Mathematician Blaise Pascal put it well when he said, “Our nature consists in motion; complete rest is death.” We use movement to distinguish the living from the dead, and we judge the liveliness of a town on the activity of its denizens. The horror genre relies on deathly silence to evoke a sense of the unnatural, and our very bodies rely on the constant flow of blood to keep functioning.
Not only is motion vital to life, it’s crucial to any medium attempting to emulate life. Movies are literally moving pictures, static images cycled through fast enough to fool our brains. Video games go even further, making motion the primary means of interaction. Movement in the real world translates to movement on-screen, inviting immersion in the illusion of a living world.
It is motion that so enthralled the first players of Spacewar and Pong. It is motion that drove the success of the side-scrolling platformer, the arcade racer, the 3D shooter. Speed, in particular, was important enough to form the basis of an entire character, and eventually a whole genre.
Modern games place an even greater emphasis on motion. Motion capture, motion controls, virtual reality; the more naturally a game moves, the easier it is to get sucked into its world. Even the gentle sway and fidgeting of an idle character enhances the sense that a world exists independent of the player.

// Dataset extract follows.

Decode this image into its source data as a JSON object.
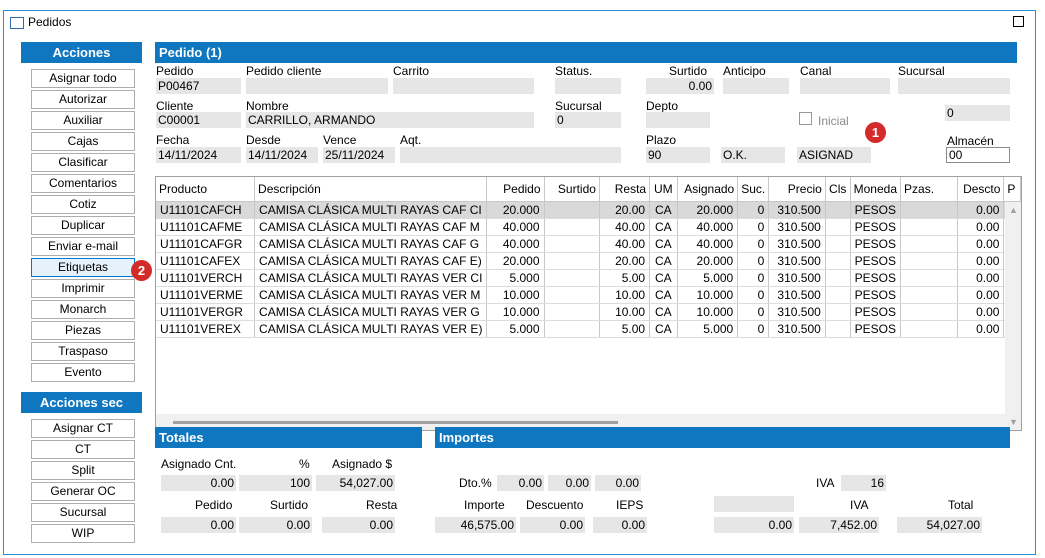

Consider Assassin’s Creed: Syndicate, the latest entry in the time-hopping AC franchise. Horse-drawn carriages clatter down the cobblestone streets of Victorian-era London, carrying sight-seers, smuggling cargo or starting fights between rival gangs that culminate in wild chase scenes on par with Hollywood’s finest. Players soar between rooftops using a Batman-inspired grappling hook, watching a bustling world unfold below them. And when it comes time to return to ground level, the streamlined parkour system introduced in AC: Unity preserves momentum. Movement has an organic flow that makes the player feel like a natural part of the world, rather than an artificial intruder.
Beneath this motion lies purpose. When we witness an effect, we look for its cause, ascribing reason to everything from why the sun rises to why we yawn. It doesn’t matter whether a deliberate motive actually exists; we crave any story that explains what we see.
AC: Syndicate leverages this story-telling tendencies to make its world seem bigger than it really is. Boats and barges chug down the river Thames, loaded with cargo purportedly destined for distant shores. Passenger ferries carry wealthy patrons between their places of business. Crowded train stations rumble with the sounds of tearful departures and joyous family reunions. A hundred different tales play out through the vehicle of public transport.
Motion is life. It is the difference between a traditional museum and an open-air historical park: both convey the same information, but only one truly captures the essence of another time.
In AC: Syndicate, London moves, and so it lives.